→ **Data under study**:
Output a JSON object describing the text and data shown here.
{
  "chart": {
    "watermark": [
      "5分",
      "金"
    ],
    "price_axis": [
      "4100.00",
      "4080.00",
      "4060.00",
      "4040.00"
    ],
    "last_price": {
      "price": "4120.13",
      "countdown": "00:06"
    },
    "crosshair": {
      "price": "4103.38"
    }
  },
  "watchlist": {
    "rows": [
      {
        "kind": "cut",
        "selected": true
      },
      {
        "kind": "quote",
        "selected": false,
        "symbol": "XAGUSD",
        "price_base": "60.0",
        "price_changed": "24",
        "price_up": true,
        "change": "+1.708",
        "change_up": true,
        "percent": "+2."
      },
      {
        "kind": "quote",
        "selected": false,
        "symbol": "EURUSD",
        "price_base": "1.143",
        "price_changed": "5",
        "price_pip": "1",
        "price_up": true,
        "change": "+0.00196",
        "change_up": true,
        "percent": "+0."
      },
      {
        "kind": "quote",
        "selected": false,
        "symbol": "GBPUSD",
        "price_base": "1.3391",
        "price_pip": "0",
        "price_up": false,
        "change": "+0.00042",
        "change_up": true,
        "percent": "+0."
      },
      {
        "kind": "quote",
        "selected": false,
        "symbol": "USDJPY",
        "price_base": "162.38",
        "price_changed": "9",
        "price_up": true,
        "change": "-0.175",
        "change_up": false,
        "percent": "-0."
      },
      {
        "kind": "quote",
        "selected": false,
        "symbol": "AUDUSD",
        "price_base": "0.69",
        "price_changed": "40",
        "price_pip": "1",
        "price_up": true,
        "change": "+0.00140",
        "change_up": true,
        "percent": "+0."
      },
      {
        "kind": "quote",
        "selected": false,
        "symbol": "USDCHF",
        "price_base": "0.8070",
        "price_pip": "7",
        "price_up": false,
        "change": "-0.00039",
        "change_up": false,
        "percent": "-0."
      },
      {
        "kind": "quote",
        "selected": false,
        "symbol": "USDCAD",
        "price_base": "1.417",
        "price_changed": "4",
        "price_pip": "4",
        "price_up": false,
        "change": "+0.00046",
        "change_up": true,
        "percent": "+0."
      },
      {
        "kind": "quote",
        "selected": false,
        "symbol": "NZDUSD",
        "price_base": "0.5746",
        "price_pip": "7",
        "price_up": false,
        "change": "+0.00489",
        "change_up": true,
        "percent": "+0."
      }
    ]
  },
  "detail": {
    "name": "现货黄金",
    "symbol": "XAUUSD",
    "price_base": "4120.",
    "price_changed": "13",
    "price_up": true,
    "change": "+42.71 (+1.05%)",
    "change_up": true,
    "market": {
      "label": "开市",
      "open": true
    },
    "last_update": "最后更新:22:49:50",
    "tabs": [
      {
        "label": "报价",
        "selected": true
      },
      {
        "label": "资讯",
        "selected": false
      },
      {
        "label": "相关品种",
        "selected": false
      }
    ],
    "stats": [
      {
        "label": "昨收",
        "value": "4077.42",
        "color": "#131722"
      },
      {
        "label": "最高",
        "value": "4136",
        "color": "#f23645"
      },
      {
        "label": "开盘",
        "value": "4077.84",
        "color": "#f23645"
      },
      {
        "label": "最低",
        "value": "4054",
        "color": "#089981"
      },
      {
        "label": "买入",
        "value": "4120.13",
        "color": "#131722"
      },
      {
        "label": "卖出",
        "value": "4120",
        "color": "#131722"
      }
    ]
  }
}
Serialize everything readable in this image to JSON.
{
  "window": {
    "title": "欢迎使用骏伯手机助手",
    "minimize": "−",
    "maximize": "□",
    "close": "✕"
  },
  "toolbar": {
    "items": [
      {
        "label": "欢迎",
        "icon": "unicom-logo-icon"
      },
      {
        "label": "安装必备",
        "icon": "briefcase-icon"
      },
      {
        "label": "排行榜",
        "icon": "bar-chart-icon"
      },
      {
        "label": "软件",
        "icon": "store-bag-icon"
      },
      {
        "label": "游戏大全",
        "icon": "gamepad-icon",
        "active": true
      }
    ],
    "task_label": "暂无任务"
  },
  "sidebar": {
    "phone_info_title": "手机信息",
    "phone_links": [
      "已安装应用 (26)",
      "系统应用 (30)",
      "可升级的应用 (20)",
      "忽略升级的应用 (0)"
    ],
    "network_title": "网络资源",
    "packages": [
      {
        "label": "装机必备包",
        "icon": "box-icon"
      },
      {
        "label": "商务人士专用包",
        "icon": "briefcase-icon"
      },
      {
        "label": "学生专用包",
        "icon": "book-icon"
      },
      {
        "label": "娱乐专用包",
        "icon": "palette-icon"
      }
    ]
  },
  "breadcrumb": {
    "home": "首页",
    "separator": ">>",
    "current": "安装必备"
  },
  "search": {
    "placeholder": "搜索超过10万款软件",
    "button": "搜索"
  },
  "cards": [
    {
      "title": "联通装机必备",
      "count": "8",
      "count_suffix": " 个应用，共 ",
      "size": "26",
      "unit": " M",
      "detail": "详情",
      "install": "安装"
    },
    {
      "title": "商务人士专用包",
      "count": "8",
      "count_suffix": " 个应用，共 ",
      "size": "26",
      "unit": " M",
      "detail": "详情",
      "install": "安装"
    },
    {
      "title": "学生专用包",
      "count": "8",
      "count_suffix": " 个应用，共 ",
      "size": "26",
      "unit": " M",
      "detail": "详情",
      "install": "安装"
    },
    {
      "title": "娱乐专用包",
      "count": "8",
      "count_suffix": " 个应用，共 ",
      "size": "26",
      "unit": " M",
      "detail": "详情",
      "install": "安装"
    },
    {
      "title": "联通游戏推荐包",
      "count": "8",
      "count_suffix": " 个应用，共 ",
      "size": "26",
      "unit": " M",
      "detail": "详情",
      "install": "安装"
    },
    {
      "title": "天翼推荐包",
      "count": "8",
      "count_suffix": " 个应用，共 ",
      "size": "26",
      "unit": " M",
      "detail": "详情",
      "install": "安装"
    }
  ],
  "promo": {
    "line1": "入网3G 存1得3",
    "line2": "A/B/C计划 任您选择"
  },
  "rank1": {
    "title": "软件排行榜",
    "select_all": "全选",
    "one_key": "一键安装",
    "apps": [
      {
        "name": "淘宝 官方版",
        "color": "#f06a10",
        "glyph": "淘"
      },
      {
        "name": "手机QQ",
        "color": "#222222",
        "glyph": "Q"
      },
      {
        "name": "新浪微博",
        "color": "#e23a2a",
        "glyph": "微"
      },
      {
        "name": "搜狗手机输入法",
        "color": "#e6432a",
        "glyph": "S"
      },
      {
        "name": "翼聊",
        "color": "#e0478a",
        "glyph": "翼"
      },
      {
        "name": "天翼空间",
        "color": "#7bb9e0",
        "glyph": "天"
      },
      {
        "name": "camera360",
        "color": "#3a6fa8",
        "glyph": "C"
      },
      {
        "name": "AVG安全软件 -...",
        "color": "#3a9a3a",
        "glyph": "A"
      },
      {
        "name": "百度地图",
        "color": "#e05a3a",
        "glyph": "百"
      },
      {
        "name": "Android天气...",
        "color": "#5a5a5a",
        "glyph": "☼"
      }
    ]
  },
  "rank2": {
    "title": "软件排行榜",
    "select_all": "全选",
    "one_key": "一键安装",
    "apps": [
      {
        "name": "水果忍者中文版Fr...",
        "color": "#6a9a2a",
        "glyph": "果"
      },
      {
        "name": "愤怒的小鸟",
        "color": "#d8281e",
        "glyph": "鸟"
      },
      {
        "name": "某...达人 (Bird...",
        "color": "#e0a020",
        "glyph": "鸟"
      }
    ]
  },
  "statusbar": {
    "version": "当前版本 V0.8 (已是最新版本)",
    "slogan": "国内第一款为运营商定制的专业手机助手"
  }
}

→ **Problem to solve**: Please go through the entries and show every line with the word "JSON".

→ **Written answer**:
Output a JSON object describing the text and data shown here.
Serialize everything readable in this image to JSON.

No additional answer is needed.